Operators of Australia's top high-performance computing facilities have called for funding certainty to enable them to attract staff and keep expanding in size and scale.
A panel convened at the Australian Data Centre Strategy Summit saw top executives of the Pawsey Supercomputing Centre, National Computational Infrastructure (NCI) and the Bureau of Metereology lament the lack of "longevity" in funding arrangements for their facilities.
NCI's associate director of services and technology Allan Williams said the facility's future remained uncertain, despite a recent "refunding exercise".
Williams said NCI's collaboration partners - a mix of academic institutions and commercial firms - covered the "operational" costs of the NCI supercomputer, such as staffing and electricity.
But other costs, such as capital to grow, are covered by the Australian Government's National Collaborative Research Infrastructure Strategy (NCRIS), which has only just won a 12-month stay of execution. It had faced defunding before a Government backdown after pressure from the scientific community.
"Obviously it's very hard to keep staff engaged if they don't think they've got a job [mid- to long-term], but that's the financial reality," Williams said.
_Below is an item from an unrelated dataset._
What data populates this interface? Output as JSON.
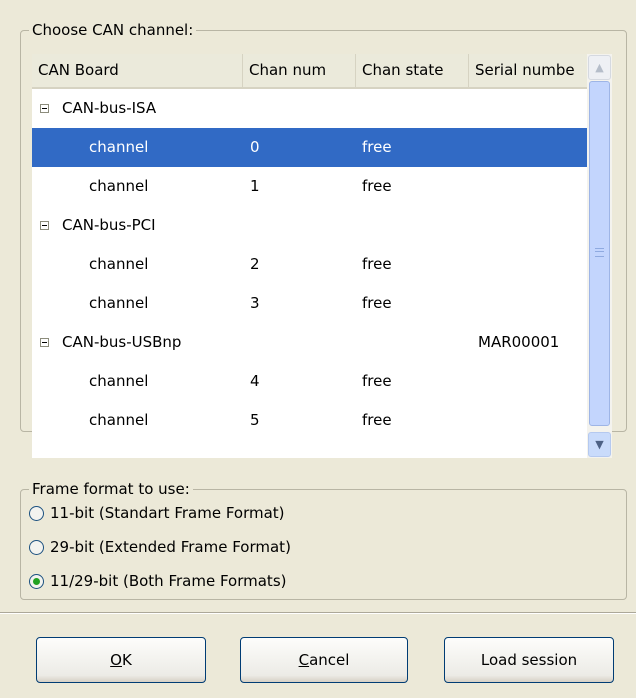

He said NCI's major partners had signed on to fund operational costs for another two years, but that had again simply "delayed" a harder decision about NCI's long-term future.
Pawsey executive director Neil Stringfellow also lamented the short-term thinking on funding arrangements, noting it contributed to a skills shortage in the sector.
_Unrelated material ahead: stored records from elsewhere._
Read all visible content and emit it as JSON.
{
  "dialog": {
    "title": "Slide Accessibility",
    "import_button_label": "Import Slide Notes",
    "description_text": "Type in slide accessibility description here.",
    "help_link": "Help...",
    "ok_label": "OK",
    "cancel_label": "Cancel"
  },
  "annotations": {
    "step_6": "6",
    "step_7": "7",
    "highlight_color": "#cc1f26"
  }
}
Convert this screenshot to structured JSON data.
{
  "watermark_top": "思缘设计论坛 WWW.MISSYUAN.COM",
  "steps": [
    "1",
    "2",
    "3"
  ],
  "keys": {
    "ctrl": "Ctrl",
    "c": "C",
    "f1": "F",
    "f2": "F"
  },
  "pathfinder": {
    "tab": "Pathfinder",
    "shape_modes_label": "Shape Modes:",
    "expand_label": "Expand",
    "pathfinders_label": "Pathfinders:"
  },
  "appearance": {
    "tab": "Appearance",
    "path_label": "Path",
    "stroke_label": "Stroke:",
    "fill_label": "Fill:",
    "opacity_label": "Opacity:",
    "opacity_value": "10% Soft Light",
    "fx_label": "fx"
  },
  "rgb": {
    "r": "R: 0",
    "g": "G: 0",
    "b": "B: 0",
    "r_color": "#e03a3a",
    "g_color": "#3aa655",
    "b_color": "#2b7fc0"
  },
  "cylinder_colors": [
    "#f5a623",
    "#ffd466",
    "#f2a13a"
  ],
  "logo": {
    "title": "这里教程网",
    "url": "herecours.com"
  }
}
"[If funding is] from a particular source where you've got to spend it in the next year or 18 months, you can't attract the sort of people you need to attract into these positions even if you could find them," he said.
"You can't attract people if you've only got 'spend this in 12 months or it's gone'."
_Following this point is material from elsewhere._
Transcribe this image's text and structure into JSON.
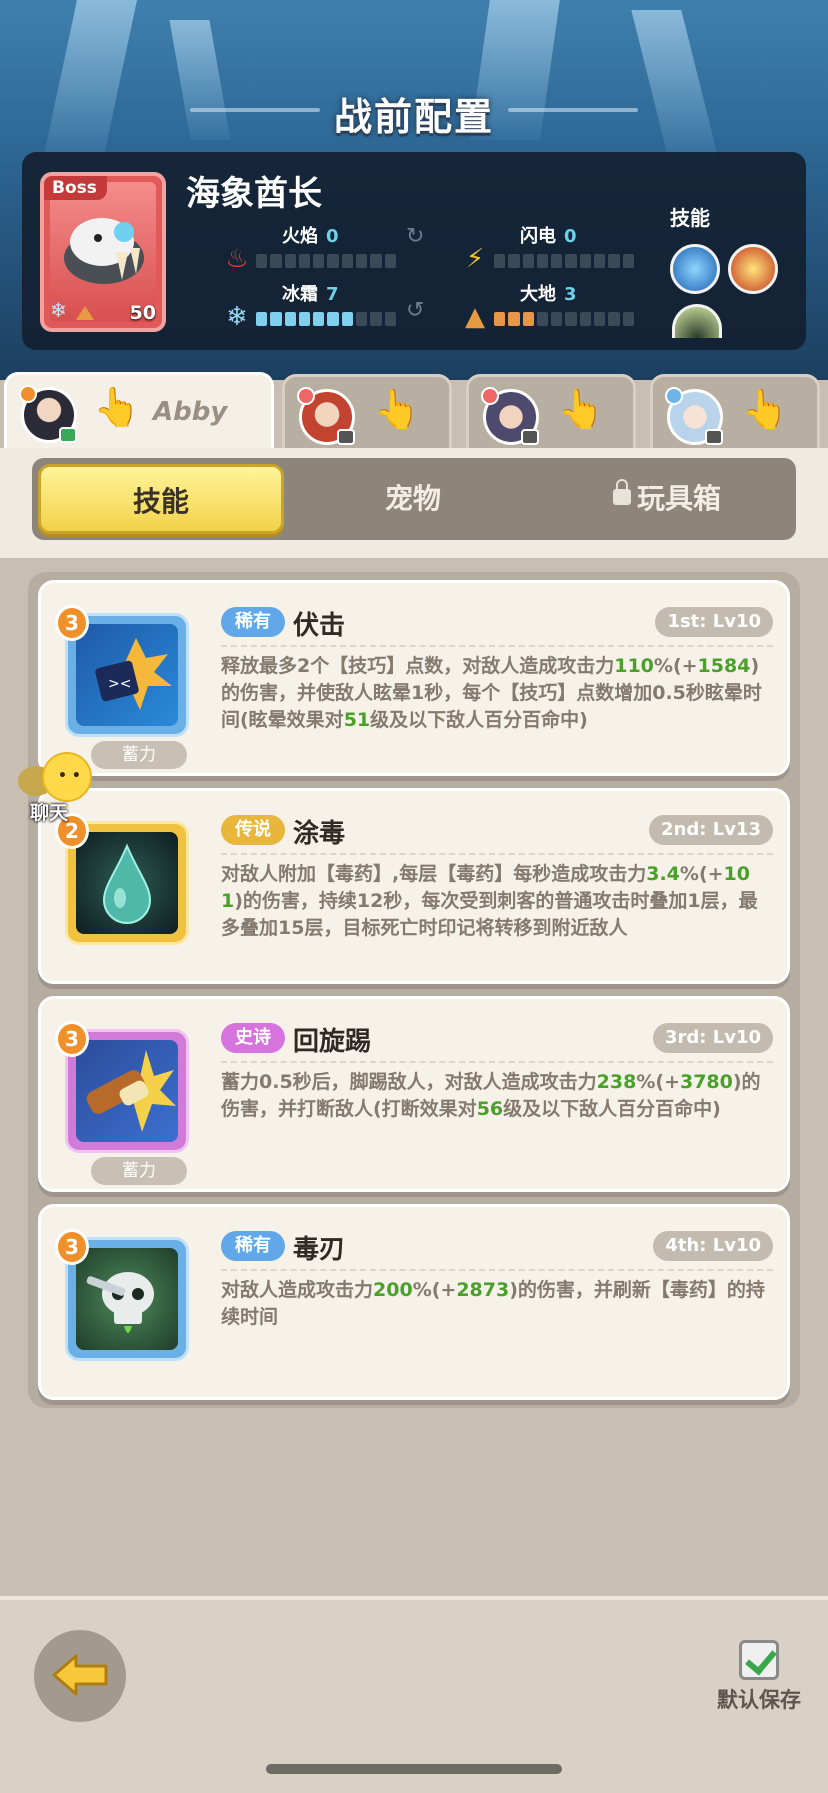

Williams urged a rethink in the way high-performance computing (HPC) and supercomputing facilities are viewed.
"Instead of seeing HPC as a cost to the nation, use it as an opportunity to generate new industries and kickstart that innovation," he said, noting the facilities were currently underpinning research in areas as diverse as cancer cures and fluid dynamics, but that their role was largely masked and "behind-the-scenes".
"The economic benefits behind HPC are huge, and getting that message across and getting buy-in from the government and public to support this infrastructure is very important."
Without exception, all three operators spoke of plans to dramatically scale up their facilities in the next few years to meet advanced research and compute demands.
The Bureau of Metereology's chief technology officer Barry Nugent said he expected weather models to be about 150 times the size they are now within four years, and compute power needs to grow exponentially with that.
"The load we're seeing is between 40 to 80 kilowatts per rack," Nugent said.
NCI's Williams similarly said he expected his 50 or so racks of gear that currently run at "about 35-40 kilowatts a rack" would grow to run at "60-80 kilowatts a rack" in a next-generation system.
"We're moving into larger and larger scale systems," Williams said.
"The next machine we're talking about in 2-3 years is 10 petaFLOPS, but globally they're [already] talking about exaFLOPS which is a thousand times bigger.
"Finding staff that actually have the capabilities to support petaFLOPS [scale] systems ... is very rare so skills are always problematic. Getting those skills from somebody who wants to work at a university wage is even harder."
The number of moving parts in these huge systems means having skilled staff on-hand - for example - to replace failed components is increasingly critical. In addition, staff were also involved in optimising code to run on larger systems.
"Some of our staff are dedicated to running the machine but the rest are actually dedicated to optimising code - improving scaling so code can run faster and over more of the machine," he said.